The next day, not one main stream media outlet reported what I witnessed on live feed the night before. The rioters were labelled peaceful demonstrators. The blame was laid at the hands of the feds for having been there protecting the federal building and the mayor was unavailable for comment. Meanwhile, in Seattle, the mayor asked the police to stand down until the “protestors” came to her house. She then called the police.
I write this piece in sadness. A lamentation for what could have been a better world. You do not build a better world when founded on hatred. You just build a different world. One that is not necessarily better than the one that went before. If you want to tear it all down then be certain of what it is you want when you rebuild it. That small piece of the puzzle seems to be missing. Change is sometimes good. It is opportunity. But to whom do we give that opportunity? To those that are filled with hate and anger? To those that seek to control? To those that take any kind of pleasure in the suffering of others, particularly those you disagree with? And what architect do you ask to rebuild a world when 2 plus 2 does not equal 4? There is a place for reason. There will be the ones who seek to profit who know this full well.
As with the gardens that we grew and nurtured, the harvest is arriving. Do we harvest hate or do we harvest compassion?
If ever there was a time to embrace the concept of being in the world but not of it, this would be it. This too shall pass. Eventually. One day at a time. Kindness one to another. That is all.

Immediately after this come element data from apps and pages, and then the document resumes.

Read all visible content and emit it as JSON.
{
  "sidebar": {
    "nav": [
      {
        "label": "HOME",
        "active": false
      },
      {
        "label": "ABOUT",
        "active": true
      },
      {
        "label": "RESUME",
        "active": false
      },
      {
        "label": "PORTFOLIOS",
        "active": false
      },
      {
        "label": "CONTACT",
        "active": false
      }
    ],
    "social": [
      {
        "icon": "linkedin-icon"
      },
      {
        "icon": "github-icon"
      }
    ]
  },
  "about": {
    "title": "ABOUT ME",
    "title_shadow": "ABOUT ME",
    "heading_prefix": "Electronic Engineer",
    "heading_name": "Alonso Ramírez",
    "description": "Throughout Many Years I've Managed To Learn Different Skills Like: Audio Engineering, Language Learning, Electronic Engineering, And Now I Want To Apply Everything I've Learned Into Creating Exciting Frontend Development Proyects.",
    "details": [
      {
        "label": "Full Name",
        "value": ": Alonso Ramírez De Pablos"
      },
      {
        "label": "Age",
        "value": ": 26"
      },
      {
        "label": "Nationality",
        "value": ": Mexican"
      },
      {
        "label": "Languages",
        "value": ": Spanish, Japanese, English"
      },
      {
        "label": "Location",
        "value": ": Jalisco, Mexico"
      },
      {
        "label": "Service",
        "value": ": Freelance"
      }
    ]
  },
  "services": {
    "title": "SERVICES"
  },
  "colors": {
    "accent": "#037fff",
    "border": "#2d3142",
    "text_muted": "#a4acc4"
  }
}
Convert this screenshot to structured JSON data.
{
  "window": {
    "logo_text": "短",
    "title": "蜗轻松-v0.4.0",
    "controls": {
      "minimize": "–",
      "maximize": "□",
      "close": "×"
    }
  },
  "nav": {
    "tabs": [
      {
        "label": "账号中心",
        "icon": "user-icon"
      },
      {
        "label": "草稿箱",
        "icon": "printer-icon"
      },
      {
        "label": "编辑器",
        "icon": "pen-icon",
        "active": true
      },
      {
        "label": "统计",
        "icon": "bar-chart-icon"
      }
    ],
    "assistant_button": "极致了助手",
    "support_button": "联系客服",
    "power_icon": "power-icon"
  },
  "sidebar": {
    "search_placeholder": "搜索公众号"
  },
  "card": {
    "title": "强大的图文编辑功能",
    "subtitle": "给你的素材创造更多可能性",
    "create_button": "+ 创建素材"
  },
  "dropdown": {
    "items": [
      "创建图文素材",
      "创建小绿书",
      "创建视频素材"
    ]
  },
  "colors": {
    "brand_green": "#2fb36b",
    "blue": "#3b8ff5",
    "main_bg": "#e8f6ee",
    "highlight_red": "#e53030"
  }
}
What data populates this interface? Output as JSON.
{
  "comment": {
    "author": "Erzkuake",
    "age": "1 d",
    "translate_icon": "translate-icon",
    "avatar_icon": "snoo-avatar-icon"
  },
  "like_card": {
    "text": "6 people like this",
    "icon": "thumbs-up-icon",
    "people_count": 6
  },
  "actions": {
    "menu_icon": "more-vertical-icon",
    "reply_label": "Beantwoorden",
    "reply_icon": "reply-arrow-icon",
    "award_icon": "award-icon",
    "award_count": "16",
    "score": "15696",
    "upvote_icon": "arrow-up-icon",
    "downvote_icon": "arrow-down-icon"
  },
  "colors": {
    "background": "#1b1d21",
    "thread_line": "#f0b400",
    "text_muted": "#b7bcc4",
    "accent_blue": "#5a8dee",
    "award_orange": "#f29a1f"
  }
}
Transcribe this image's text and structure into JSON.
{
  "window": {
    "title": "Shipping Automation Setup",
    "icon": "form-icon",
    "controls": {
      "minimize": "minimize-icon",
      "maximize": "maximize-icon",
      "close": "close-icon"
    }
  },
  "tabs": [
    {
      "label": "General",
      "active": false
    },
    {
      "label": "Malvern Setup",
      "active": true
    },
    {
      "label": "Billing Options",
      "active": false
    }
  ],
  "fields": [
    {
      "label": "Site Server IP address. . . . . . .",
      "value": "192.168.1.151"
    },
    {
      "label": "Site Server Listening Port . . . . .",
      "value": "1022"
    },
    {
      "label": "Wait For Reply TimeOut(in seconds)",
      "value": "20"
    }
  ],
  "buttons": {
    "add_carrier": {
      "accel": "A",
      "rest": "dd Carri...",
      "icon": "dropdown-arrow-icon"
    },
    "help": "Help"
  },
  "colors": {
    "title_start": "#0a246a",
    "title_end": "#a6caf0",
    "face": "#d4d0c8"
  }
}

"Liberalism is a pluralistic conflict resolution system. Its central feature is the understanding that people have the freedom to hold a wide range of beliefs and values, to express them without fear of punishment and to apply them to their own lives, provided that doing so doesn’t impinge on anybody else trying to do the same. The ideal liberal society, therefore, contains people with many religious, political, philosophical and ethical positions and an expectation that they will tolerate each other, respect each others’ freedoms, bring ideas together, work co-operatively as needed and perhaps even be friends!” H. Pluckrose